NGUZO SABA (7 Principles)                                                                                                                                                                                                                                         1)Umoja (Oo-moh-jah) – Unity                                                                                                                                                                                                                                    2)Kujichagulia (Koo-gee-cha-goo-lee-ah)-Self-Determination                                                                                                                                                                                3)Ujima (Oo-gee-mah)-Collective Work & Responsibility                                                                                                                                                                                    4)Ujamaa (Oo-jah-mah) – Cooperative Economics                                                                                                                                                                                                              5)Nia (Nee-ah) -Purpose                                                                                                                                                                                                                                                        6)Kuumba (Koo-oom-bah) – Creativity                                                                                                                                                                                                                          7)Imani (Ee-mah-nee) – Faith

 Sources                                                                                                                                                                                                                                           www.officialkwanzaawebsite.com                                                                                                                                                                                                                                      Kwanzaa: a Celebration of Family, Community and Culture/ Maulana Karenga                                                                                                                                             Kwanzaa: A Progressive and Uplifting African American Holiday/ Haki R. Madhubuti

 

                                                                                                        Iya Adjua, PhD  -  17 Ka Her Ka 6251 (12/17/2011)                                                                                                                                                                                                                                www.wehemymesu.com

Umoja Karamu and Gye Nyame, Two Alternatives to Misgiving!
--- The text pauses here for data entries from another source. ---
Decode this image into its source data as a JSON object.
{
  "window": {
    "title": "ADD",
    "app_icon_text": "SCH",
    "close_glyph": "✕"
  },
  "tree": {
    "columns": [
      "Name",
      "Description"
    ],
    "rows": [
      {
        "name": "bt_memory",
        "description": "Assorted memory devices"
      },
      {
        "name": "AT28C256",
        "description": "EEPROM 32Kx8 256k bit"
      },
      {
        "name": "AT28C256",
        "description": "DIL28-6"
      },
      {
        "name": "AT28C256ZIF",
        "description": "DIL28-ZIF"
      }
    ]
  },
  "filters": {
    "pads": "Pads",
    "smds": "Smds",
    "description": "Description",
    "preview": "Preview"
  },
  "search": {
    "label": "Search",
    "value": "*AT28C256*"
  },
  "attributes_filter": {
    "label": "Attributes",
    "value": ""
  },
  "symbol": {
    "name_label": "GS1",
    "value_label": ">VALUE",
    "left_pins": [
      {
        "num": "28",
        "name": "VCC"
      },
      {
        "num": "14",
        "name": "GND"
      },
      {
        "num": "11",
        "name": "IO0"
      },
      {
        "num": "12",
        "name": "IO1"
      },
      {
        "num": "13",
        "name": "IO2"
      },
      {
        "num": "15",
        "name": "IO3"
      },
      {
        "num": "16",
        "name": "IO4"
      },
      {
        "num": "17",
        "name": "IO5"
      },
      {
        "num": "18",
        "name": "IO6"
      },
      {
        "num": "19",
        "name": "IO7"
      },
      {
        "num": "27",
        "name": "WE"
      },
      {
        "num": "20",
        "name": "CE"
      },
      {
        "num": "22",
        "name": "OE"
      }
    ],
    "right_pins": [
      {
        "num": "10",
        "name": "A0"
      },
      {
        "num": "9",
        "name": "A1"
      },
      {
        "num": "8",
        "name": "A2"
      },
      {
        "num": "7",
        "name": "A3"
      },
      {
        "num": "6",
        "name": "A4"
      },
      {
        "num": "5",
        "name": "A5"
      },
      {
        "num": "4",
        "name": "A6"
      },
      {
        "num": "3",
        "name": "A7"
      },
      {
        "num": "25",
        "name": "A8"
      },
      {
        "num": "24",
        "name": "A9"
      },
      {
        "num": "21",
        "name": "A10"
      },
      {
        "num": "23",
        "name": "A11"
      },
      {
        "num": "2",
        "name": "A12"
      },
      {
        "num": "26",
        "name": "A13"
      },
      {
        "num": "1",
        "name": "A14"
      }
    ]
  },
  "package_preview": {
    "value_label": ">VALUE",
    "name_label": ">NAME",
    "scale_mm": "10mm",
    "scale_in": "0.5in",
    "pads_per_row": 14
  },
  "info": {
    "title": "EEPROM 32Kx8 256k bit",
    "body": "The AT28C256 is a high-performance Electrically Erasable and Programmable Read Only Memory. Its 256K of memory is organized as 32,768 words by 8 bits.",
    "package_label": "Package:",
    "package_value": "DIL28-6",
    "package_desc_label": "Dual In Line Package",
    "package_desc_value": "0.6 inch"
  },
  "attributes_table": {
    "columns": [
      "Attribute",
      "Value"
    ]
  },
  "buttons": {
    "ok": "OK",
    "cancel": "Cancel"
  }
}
Adinkra Symbols

 

http://daghettotymz.com/rkyvz/articles/thanks/thanks.html?&utm_source=newsletter&utm_medium=email&utm_campaign=From_the_DGT_R-Kyvz_Vault:_The_Origin_of_Thanksgiving

 

http://www.scribd.com/doc/22218544/GYE-NYAME

Read about two holiday alternative to misgiving for Afrikan people; Gye Nyame, and Umoja Karamu.

 

Both of these Pan-Afrikan celebrations may be used to reinforce the efforts of Afrikan ppl to continue acknowledging the life experiences of our Afrikan ancestors and elders as survivors.  Further, these two Pan-Afrikan celebrations constitute the making of connections towards continuing the legacies and solidifying relationships between young and old Afrikans as we strive to always survive under challenging life circumstances, events and plots against our existence.